A faithful, word-for-word copy of the data below is required, without pictures.

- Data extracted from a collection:
- Opening Delimiter -

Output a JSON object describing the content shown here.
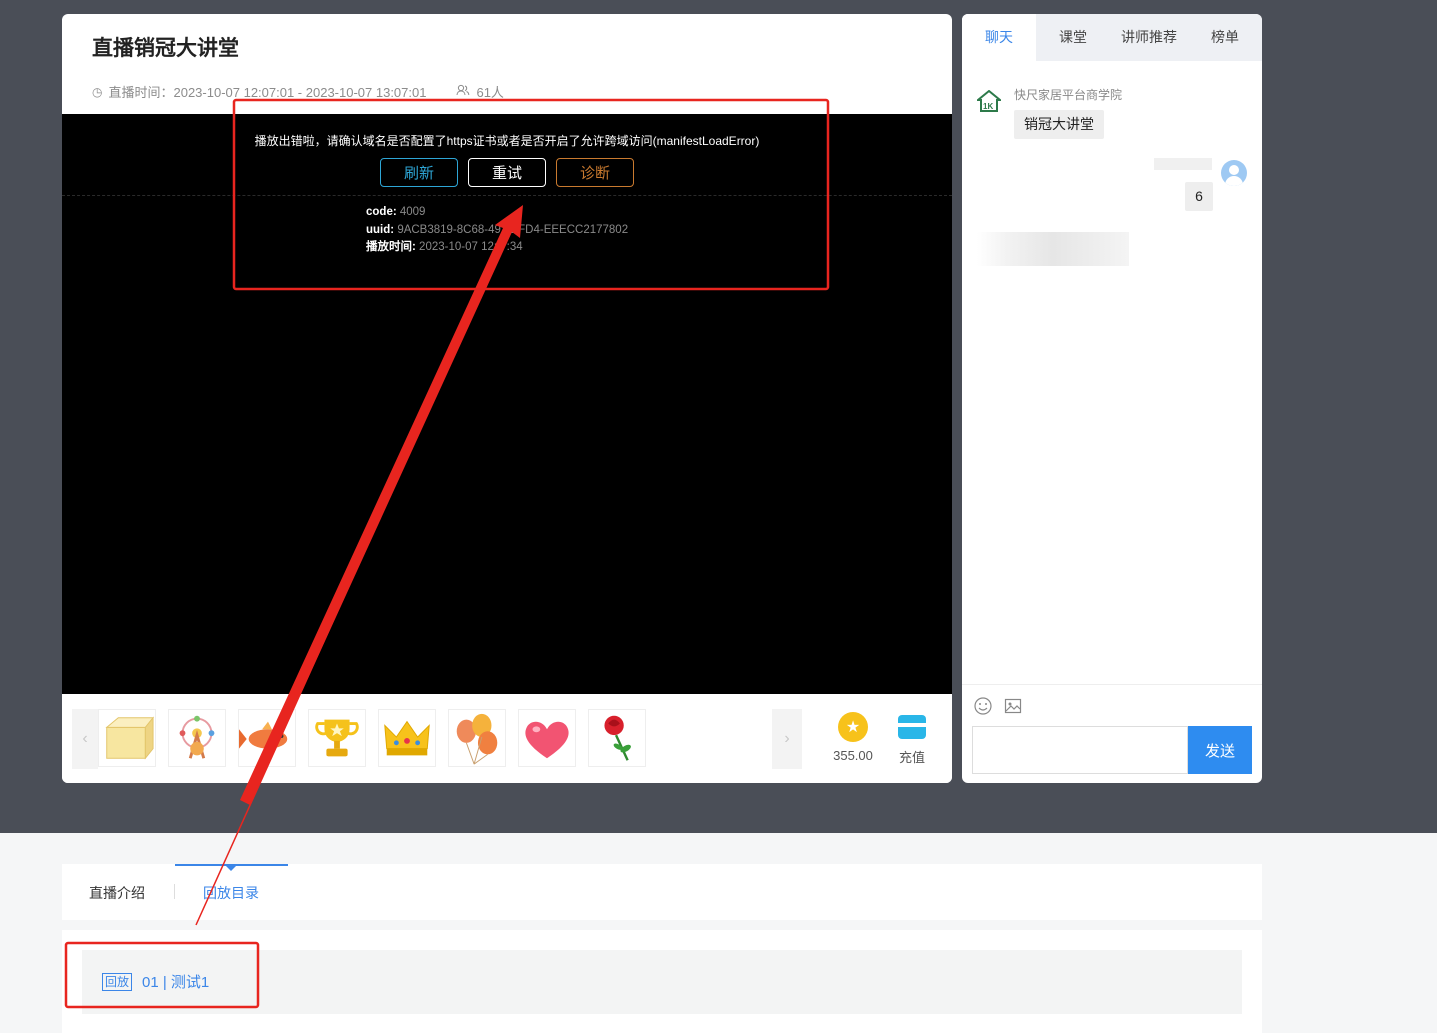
{
  "live": {
    "title": "直播销冠大讲堂",
    "time_label": "直播时间：2023-10-07 12:07:01 - 2023-10-07 13:07:01",
    "viewers": "61人"
  },
  "player_error": {
    "message": "播放出错啦，请确认域名是否配置了https证书或者是否开启了允许跨域访问(manifestLoadError)",
    "buttons": {
      "refresh": "刷新",
      "retry": "重试",
      "diagnose": "诊断"
    },
    "code_label": "code:",
    "code_value": "4009",
    "uuid_label": "uuid:",
    "uuid_value": "9ACB3819-8C68-491 BFD4-EEECC2177802",
    "time_label": "播放时间:",
    "time_value": "2023-10-07 12:2 :34"
  },
  "gifts": [
    "gift-box",
    "ferris-wheel",
    "koi-fish",
    "trophy",
    "crown",
    "balloons",
    "heart",
    "rose"
  ],
  "wallet": {
    "balance": "355.00",
    "recharge_label": "充值"
  },
  "chat": {
    "tabs": [
      "聊天",
      "课堂",
      "讲师推荐",
      "榜单"
    ],
    "active_tab": "聊天",
    "messages": [
      {
        "sender": "快尺家居平台商学院",
        "text": "销冠大讲堂"
      },
      {
        "sender": "",
        "text": "6"
      }
    ],
    "send_label": "发送",
    "icons": [
      "emoji-icon",
      "image-icon"
    ]
  },
  "lower": {
    "tabs": [
      "直播介绍",
      "回放目录"
    ],
    "active_tab": "回放目录",
    "replay_items": [
      {
        "tag": "回放",
        "title": "01 | 测试1"
      }
    ]
  },
  "colors": {
    "accent": "#3b86e8",
    "annotation": "#e8251f",
    "dark_bg": "#4a4e57"
  }
}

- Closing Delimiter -

- Your response:
Output a JSON object describing the content shown here.
{
  "live": {
    "title": "直播销冠大讲堂",
    "time_label": "直播时间：2023-10-07 12:07:01 - 2023-10-07 13:07:01",
    "viewers": "61人"
  },
  "player_error": {
    "message": "播放出错啦，请确认域名是否配置了https证书或者是否开启了允许跨域访问(manifestLoadError)",
    "buttons": {
      "refresh": "刷新",
      "retry": "重试",
      "diagnose": "诊断"
    },
    "code_label": "code:",
    "code_value": "4009",
    "uuid_label": "uuid:",
    "uuid_value": "9ACB3819-8C68-491 BFD4-EEECC2177802",
    "time_label": "播放时间:",
    "time_value": "2023-10-07 12:2 :34"
  },
  "gifts": [
    "gift-box",
    "ferris-wheel",
    "koi-fish",
    "trophy",
    "crown",
    "balloons",
    "heart",
    "rose"
  ],
  "wallet": {
    "balance": "355.00",
    "recharge_label": "充值"
  },
  "chat": {
    "tabs": [
      "聊天",
      "课堂",
      "讲师推荐",
      "榜单"
    ],
    "active_tab": "聊天",
    "messages": [
      {
        "sender": "快尺家居平台商学院",
        "text": "销冠大讲堂"
      },
      {
        "sender": "",
        "text": "6"
      }
    ],
    "send_label": "发送",
    "icons": [
      "emoji-icon",
      "image-icon"
    ]
  },
  "lower": {
    "tabs": [
      "直播介绍",
      "回放目录"
    ],
    "active_tab": "回放目录",
    "replay_items": [
      {
        "tag": "回放",
        "title": "01 | 测试1"
      }
    ]
  },
  "colors": {
    "accent": "#3b86e8",
    "annotation": "#e8251f",
    "dark_bg": "#4a4e57"
  }
}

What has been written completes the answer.